Image Credit: Mukalya Lodge

We are heading upstream to the Kariba Dam wall, but first, around the next bend, we pass the famous, or perhaps infamous, Nyami Nyami Rock, local legend has it that this island is actually the Zambezi River God, Nyami Nyami, trapped forever below the dam wall, while his wife is apparently remains trapped in the dam above; separated by the wall we are heading to see. Traditionally, superstitious fishermen wouldn’t pass the rock, and would never fish upstream of it, but time has moved on and we did in fact see a couple of dugout canoes and local fishermen, alone or in pairs, as we headed towards the dam wall. The closer we got to the wall the more the water seethed and swirled, rushing over rocks and creating hundreds of tiny whirlpools. Then, suddenly, ahead of us, rising out of the water, was the Kariba Dam, apparently the largest dam in the world for storage capacity. I had never seen it from this perspective and it loomed high above us. We sat in the boat, engine idling, and looked up at the massive wall, holding back 185 billion cubic metres of water.

Turning for ‘home’, we sped over the water, going with the current now, as the shadows in the gorge grew darker. We got back to the lodge and ended the day in a perfect way… unwinding in a glass-fronted sauna, overlooking the river and watching the water flow past as dusk darkened over the landscape. A post sauna whisky and delicious dinner rounded off the day perfectly.

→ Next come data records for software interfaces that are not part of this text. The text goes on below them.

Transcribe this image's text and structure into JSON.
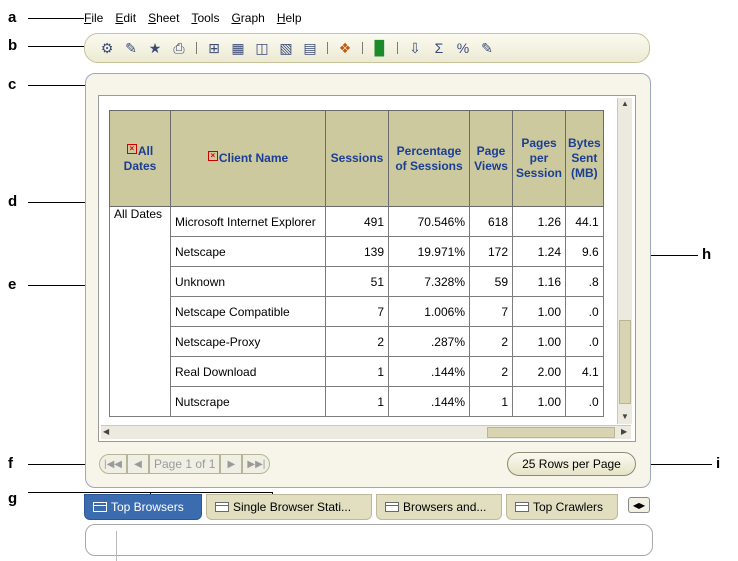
{
  "callouts": [
    "a",
    "b",
    "c",
    "d",
    "e",
    "f",
    "g",
    "h",
    "i"
  ],
  "menu": [
    {
      "underline": "F",
      "rest": "ile"
    },
    {
      "underline": "E",
      "rest": "dit"
    },
    {
      "underline": "S",
      "rest": "heet"
    },
    {
      "underline": "T",
      "rest": "ools"
    },
    {
      "underline": "G",
      "rest": "raph"
    },
    {
      "underline": "H",
      "rest": "elp"
    }
  ],
  "toolbar_icons": [
    "connect-icon",
    "save-icon",
    "edit-icon",
    "print-icon",
    "pivot-icon",
    "table-icon",
    "crosstab-icon",
    "format-icon",
    "columns-icon",
    "sort-icon",
    "graph-icon",
    "export-icon",
    "sum-icon",
    "percent-icon",
    "calculator-icon"
  ],
  "table": {
    "headers": [
      "All Dates",
      "Client Name",
      "Sessions",
      "Percentage of Sessions",
      "Page Views",
      "Pages per Session",
      "Bytes Sent (MB)"
    ],
    "dimension_label": "All Dates",
    "rows": [
      {
        "client": "Microsoft Internet Explorer",
        "sessions": "491",
        "pct": "70.546%",
        "views": "618",
        "pps": "1.26",
        "bytes": "44.1"
      },
      {
        "client": "Netscape",
        "sessions": "139",
        "pct": "19.971%",
        "views": "172",
        "pps": "1.24",
        "bytes": "9.6"
      },
      {
        "client": "Unknown",
        "sessions": "51",
        "pct": "7.328%",
        "views": "59",
        "pps": "1.16",
        "bytes": ".8"
      },
      {
        "client": "Netscape Compatible",
        "sessions": "7",
        "pct": "1.006%",
        "views": "7",
        "pps": "1.00",
        "bytes": ".0"
      },
      {
        "client": "Netscape-Proxy",
        "sessions": "2",
        "pct": ".287%",
        "views": "2",
        "pps": "1.00",
        "bytes": ".0"
      },
      {
        "client": "Real Download",
        "sessions": "1",
        "pct": ".144%",
        "views": "2",
        "pps": "2.00",
        "bytes": "4.1"
      },
      {
        "client": "Nutscrape",
        "sessions": "1",
        "pct": ".144%",
        "views": "1",
        "pps": "1.00",
        "bytes": ".0"
      }
    ]
  },
  "pager": {
    "label": "Page 1 of 1",
    "rows_per_page": "25 Rows per Page"
  },
  "tabs": [
    "Top Browsers",
    "Single Browser Stati...",
    "Browsers and...",
    "Top Crawlers"
  ],
  "colors": {
    "header_bg": "#cdc99f",
    "header_text": "#1a3e93",
    "active_tab": "#3b6cb0"
  }
}
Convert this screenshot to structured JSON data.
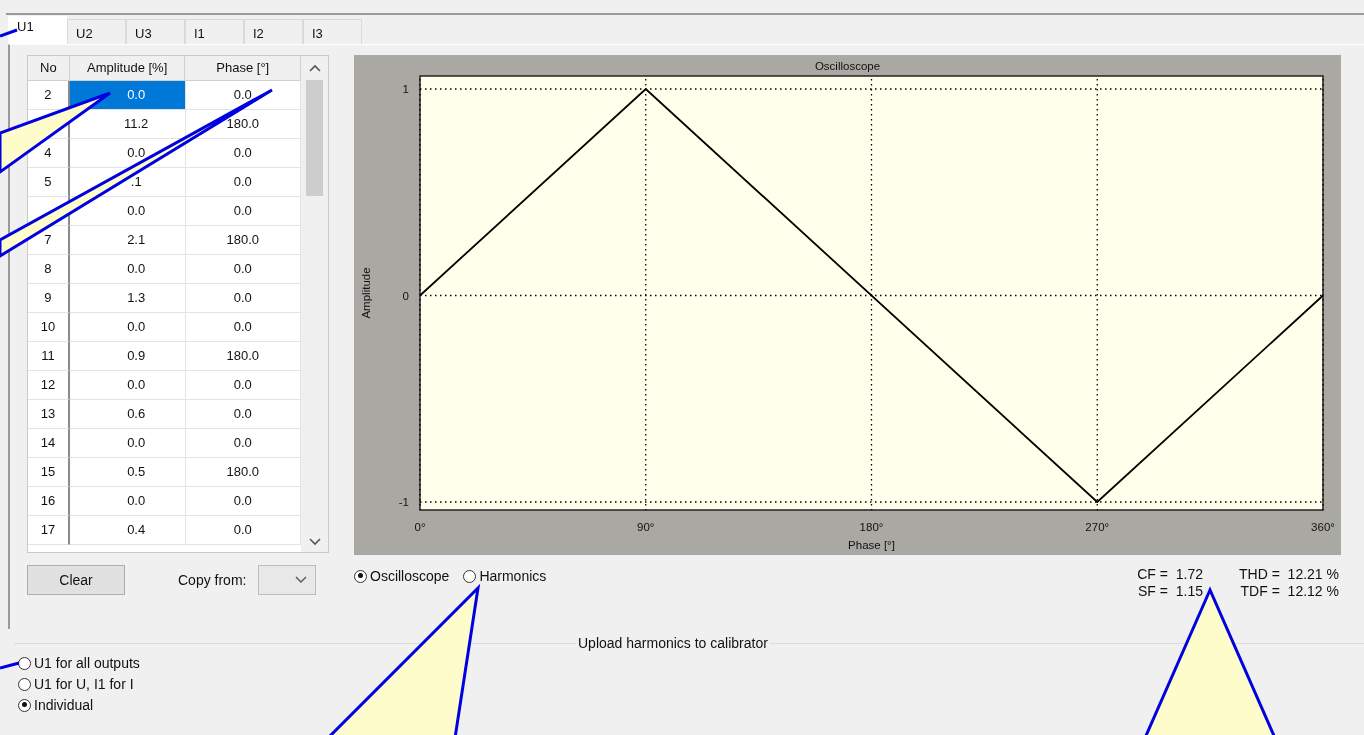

The following morning we felt it was time to get our legs walking again, and so headed off, on a 12km round trip, to some local hot springs. We walked through the reserve, spotting kudu, duiker, sable and waterbuck. A golden oriole flew overhead, as we stepped over the straight, fat tracks of a python in the sand. We stopped to examine some of the smaller critters en route, including the creepy, omnivorous and sometimes cannibalistic harvester crickets, numerous spider hunting wasps and swarms of noisy burrowing wasps (who paralyse their prey, burying it live with their eggs, to provide ‘fresh’ food for when their young hatch). Leaving the reserve behind, we walked through local villages, waving at local herdsmen, greeting school children and stopping to have a chat with the friendly village headman, before reaching the hot springs. At 90°, the water was much too hot to touch as it came out of the ground. Apparently local ladies bring their pumpkins here to cook in the hot water, while they are busy farming in the fields. Further from the source, in a shaded clearing, the water was cooler and our guided informed us that bathing here, with the natural salts, sulphur and other minerals, had various and numerous health benefits. We didn’t stop to swim though. Brunch was calling, and our tummies were rumbling after our morning stroll.

Image Credit: Mukalya Lodge

Brunch was another scrumptious affair, and after our morning exertions, we felt we had earned it! Zebra looked on, while we sat and chatted with the family and an old family friend, who’d once lived on and owned the land where the lodge now stood. Uncle Josh regaled us with tales of the past, of the huge trees that had grown here, and the wild animals that had roamed the area, before poaching and human encroachment had made a dent in the environment. On the opposite bank lay Zimbabwe’s Hurungwe Safari Area in Zimbabwe, and we heard about the pride of lions who had swum across the river, taking up temporary residence inside Mukalya’s fence, and snacking on a number of the animals, that had been reintroduced into the reserve at some considerable cost and effort! Sitting, full tummies and coffee in hand, we talked about the future plans for Mukalya; the expansion of the reserve, the reintroduction of even more animals, future community projects and more. We couldn’t help but be inspired by the passion and commitment that had gone into the development of Mukalya and could see that its future would be a bright one, and we will definitely be back to check on progress.

Image Credit: Mukalya Lodge

Writer: Sarah Kingdom

Photography: Mukalya Lodge